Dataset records
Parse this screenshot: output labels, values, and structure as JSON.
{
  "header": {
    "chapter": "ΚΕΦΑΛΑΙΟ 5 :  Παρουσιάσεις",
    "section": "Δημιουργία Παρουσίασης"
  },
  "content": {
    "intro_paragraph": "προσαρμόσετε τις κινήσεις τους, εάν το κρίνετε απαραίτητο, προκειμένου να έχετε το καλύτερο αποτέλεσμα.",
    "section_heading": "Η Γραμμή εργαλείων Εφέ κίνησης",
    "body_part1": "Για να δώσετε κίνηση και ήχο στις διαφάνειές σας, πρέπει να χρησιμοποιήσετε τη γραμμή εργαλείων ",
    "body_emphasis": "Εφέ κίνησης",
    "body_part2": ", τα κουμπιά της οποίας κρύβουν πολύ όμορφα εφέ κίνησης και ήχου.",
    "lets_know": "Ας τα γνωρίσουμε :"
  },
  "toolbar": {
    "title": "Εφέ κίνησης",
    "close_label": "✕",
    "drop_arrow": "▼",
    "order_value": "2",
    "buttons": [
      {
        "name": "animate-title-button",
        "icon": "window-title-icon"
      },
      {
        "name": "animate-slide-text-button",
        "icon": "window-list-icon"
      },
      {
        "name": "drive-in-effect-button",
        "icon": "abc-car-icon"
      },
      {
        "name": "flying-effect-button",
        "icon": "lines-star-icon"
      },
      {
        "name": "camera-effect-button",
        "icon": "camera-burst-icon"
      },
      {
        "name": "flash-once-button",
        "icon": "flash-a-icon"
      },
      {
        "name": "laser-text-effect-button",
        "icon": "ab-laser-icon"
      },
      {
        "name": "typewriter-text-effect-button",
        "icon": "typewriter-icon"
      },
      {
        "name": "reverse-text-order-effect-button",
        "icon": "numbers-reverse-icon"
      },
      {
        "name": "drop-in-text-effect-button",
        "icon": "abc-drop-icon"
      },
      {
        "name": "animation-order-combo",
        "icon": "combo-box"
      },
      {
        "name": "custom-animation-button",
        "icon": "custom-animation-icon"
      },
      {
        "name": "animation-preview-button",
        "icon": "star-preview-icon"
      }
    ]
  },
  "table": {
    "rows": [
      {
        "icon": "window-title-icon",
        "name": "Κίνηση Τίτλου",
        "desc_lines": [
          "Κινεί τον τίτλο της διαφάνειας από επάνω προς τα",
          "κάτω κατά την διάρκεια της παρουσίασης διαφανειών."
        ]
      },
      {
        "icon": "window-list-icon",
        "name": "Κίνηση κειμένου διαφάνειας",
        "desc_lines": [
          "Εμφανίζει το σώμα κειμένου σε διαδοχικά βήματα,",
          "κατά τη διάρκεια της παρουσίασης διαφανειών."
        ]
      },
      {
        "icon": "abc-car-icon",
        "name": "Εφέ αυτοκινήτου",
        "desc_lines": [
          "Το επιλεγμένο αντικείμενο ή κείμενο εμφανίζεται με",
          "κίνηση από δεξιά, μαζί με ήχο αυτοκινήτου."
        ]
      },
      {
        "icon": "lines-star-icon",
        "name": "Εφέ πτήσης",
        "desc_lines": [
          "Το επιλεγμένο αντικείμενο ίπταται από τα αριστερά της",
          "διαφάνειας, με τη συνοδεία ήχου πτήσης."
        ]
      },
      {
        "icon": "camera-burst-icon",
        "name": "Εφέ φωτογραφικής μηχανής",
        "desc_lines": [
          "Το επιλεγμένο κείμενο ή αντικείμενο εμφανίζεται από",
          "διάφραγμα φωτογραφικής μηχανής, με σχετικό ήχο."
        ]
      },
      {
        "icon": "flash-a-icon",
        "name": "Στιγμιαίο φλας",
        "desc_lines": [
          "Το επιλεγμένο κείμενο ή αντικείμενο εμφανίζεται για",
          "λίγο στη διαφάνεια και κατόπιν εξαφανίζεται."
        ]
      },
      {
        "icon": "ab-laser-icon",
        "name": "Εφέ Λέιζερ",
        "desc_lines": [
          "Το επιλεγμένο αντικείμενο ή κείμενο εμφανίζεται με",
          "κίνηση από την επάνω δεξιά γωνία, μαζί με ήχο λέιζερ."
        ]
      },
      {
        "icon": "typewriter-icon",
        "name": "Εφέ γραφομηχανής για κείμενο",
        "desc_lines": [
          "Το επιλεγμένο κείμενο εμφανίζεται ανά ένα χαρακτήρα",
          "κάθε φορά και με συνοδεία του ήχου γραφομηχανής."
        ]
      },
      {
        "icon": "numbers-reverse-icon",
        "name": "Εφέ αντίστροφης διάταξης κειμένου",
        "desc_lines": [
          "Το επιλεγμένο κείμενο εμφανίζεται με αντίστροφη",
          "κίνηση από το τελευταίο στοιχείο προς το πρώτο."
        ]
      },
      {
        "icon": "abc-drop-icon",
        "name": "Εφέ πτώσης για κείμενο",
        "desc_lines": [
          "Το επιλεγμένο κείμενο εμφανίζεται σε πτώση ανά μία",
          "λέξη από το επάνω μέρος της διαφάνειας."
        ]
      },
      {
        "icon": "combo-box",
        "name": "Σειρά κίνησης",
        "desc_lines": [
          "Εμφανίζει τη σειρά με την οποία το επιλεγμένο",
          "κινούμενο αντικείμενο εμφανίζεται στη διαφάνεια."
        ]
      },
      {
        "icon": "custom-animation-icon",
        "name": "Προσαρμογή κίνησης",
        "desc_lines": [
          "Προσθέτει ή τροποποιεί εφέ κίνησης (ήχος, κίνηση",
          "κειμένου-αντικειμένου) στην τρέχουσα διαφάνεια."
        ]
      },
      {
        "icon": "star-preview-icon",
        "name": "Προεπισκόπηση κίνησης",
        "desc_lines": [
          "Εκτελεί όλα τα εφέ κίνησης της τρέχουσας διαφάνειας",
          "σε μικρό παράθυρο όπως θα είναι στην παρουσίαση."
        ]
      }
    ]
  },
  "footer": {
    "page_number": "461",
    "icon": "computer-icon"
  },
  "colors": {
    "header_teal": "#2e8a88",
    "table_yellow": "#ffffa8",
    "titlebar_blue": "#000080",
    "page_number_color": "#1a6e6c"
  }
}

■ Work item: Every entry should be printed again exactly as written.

■ Your response:
Parse this screenshot: output labels, values, and structure as JSON.
{
  "header": {
    "chapter": "ΚΕΦΑΛΑΙΟ 5 :  Παρουσιάσεις",
    "section": "Δημιουργία Παρουσίασης"
  },
  "content": {
    "intro_paragraph": "προσαρμόσετε τις κινήσεις τους, εάν το κρίνετε απαραίτητο, προκειμένου να έχετε το καλύτερο αποτέλεσμα.",
    "section_heading": "Η Γραμμή εργαλείων Εφέ κίνησης",
    "body_part1": "Για να δώσετε κίνηση και ήχο στις διαφάνειές σας, πρέπει να χρησιμοποιήσετε τη γραμμή εργαλείων ",
    "body_emphasis": "Εφέ κίνησης",
    "body_part2": ", τα κουμπιά της οποίας κρύβουν πολύ όμορφα εφέ κίνησης και ήχου.",
    "lets_know": "Ας τα γνωρίσουμε :"
  },
  "toolbar": {
    "title": "Εφέ κίνησης",
    "close_label": "✕",
    "drop_arrow": "▼",
    "order_value": "2",
    "buttons": [
      {
        "name": "animate-title-button",
        "icon": "window-title-icon"
      },
      {
        "name": "animate-slide-text-button",
        "icon": "window-list-icon"
      },
      {
        "name": "drive-in-effect-button",
        "icon": "abc-car-icon"
      },
      {
        "name": "flying-effect-button",
        "icon": "lines-star-icon"
      },
      {
        "name": "camera-effect-button",
        "icon": "camera-burst-icon"
      },
      {
        "name": "flash-once-button",
        "icon": "flash-a-icon"
      },
      {
        "name": "laser-text-effect-button",
        "icon": "ab-laser-icon"
      },
      {
        "name": "typewriter-text-effect-button",
        "icon": "typewriter-icon"
      },
      {
        "name": "reverse-text-order-effect-button",
        "icon": "numbers-reverse-icon"
      },
      {
        "name": "drop-in-text-effect-button",
        "icon": "abc-drop-icon"
      },
      {
        "name": "animation-order-combo",
        "icon": "combo-box"
      },
      {
        "name": "custom-animation-button",
        "icon": "custom-animation-icon"
      },
      {
        "name": "animation-preview-button",
        "icon": "star-preview-icon"
      }
    ]
  },
  "table": {
    "rows": [
      {
        "icon": "window-title-icon",
        "name": "Κίνηση Τίτλου",
        "desc_lines": [
          "Κινεί τον τίτλο της διαφάνειας από επάνω προς τα",
          "κάτω κατά την διάρκεια της παρουσίασης διαφανειών."
        ]
      },
      {
        "icon": "window-list-icon",
        "name": "Κίνηση κειμένου διαφάνειας",
        "desc_lines": [
          "Εμφανίζει το σώμα κειμένου σε διαδοχικά βήματα,",
          "κατά τη διάρκεια της παρουσίασης διαφανειών."
        ]
      },
      {
        "icon": "abc-car-icon",
        "name": "Εφέ αυτοκινήτου",
        "desc_lines": [
          "Το επιλεγμένο αντικείμενο ή κείμενο εμφανίζεται με",
          "κίνηση από δεξιά, μαζί με ήχο αυτοκινήτου."
        ]
      },
      {
        "icon": "lines-star-icon",
        "name": "Εφέ πτήσης",
        "desc_lines": [
          "Το επιλεγμένο αντικείμενο ίπταται από τα αριστερά της",
          "διαφάνειας, με τη συνοδεία ήχου πτήσης."
        ]
      },
      {
        "icon": "camera-burst-icon",
        "name": "Εφέ φωτογραφικής μηχανής",
        "desc_lines": [
          "Το επιλεγμένο κείμενο ή αντικείμενο εμφανίζεται από",
          "διάφραγμα φωτογραφικής μηχανής, με σχετικό ήχο."
        ]
      },
      {
        "icon": "flash-a-icon",
        "name": "Στιγμιαίο φλας",
        "desc_lines": [
          "Το επιλεγμένο κείμενο ή αντικείμενο εμφανίζεται για",
          "λίγο στη διαφάνεια και κατόπιν εξαφανίζεται."
        ]
      },
      {
        "icon": "ab-laser-icon",
        "name": "Εφέ Λέιζερ",
        "desc_lines": [
          "Το επιλεγμένο αντικείμενο ή κείμενο εμφανίζεται με",
          "κίνηση από την επάνω δεξιά γωνία, μαζί με ήχο λέιζερ."
        ]
      },
      {
        "icon": "typewriter-icon",
        "name": "Εφέ γραφομηχανής για κείμενο",
        "desc_lines": [
          "Το επιλεγμένο κείμενο εμφανίζεται ανά ένα χαρακτήρα",
          "κάθε φορά και με συνοδεία του ήχου γραφομηχανής."
        ]
      },
      {
        "icon": "numbers-reverse-icon",
        "name": "Εφέ αντίστροφης διάταξης κειμένου",
        "desc_lines": [
          "Το επιλεγμένο κείμενο εμφανίζεται με αντίστροφη",
          "κίνηση από το τελευταίο στοιχείο προς το πρώτο."
        ]
      },
      {
        "icon": "abc-drop-icon",
        "name": "Εφέ πτώσης για κείμενο",
        "desc_lines": [
          "Το επιλεγμένο κείμενο εμφανίζεται σε πτώση ανά μία",
          "λέξη από το επάνω μέρος της διαφάνειας."
        ]
      },
      {
        "icon": "combo-box",
        "name": "Σειρά κίνησης",
        "desc_lines": [
          "Εμφανίζει τη σειρά με την οποία το επιλεγμένο",
          "κινούμενο αντικείμενο εμφανίζεται στη διαφάνεια."
        ]
      },
      {
        "icon": "custom-animation-icon",
        "name": "Προσαρμογή κίνησης",
        "desc_lines": [
          "Προσθέτει ή τροποποιεί εφέ κίνησης (ήχος, κίνηση",
          "κειμένου-αντικειμένου) στην τρέχουσα διαφάνεια."
        ]
      },
      {
        "icon": "star-preview-icon",
        "name": "Προεπισκόπηση κίνησης",
        "desc_lines": [
          "Εκτελεί όλα τα εφέ κίνησης της τρέχουσας διαφάνειας",
          "σε μικρό παράθυρο όπως θα είναι στην παρουσίαση."
        ]
      }
    ]
  },
  "footer": {
    "page_number": "461",
    "icon": "computer-icon"
  },
  "colors": {
    "header_teal": "#2e8a88",
    "table_yellow": "#ffffa8",
    "titlebar_blue": "#000080",
    "page_number_color": "#1a6e6c"
  }
}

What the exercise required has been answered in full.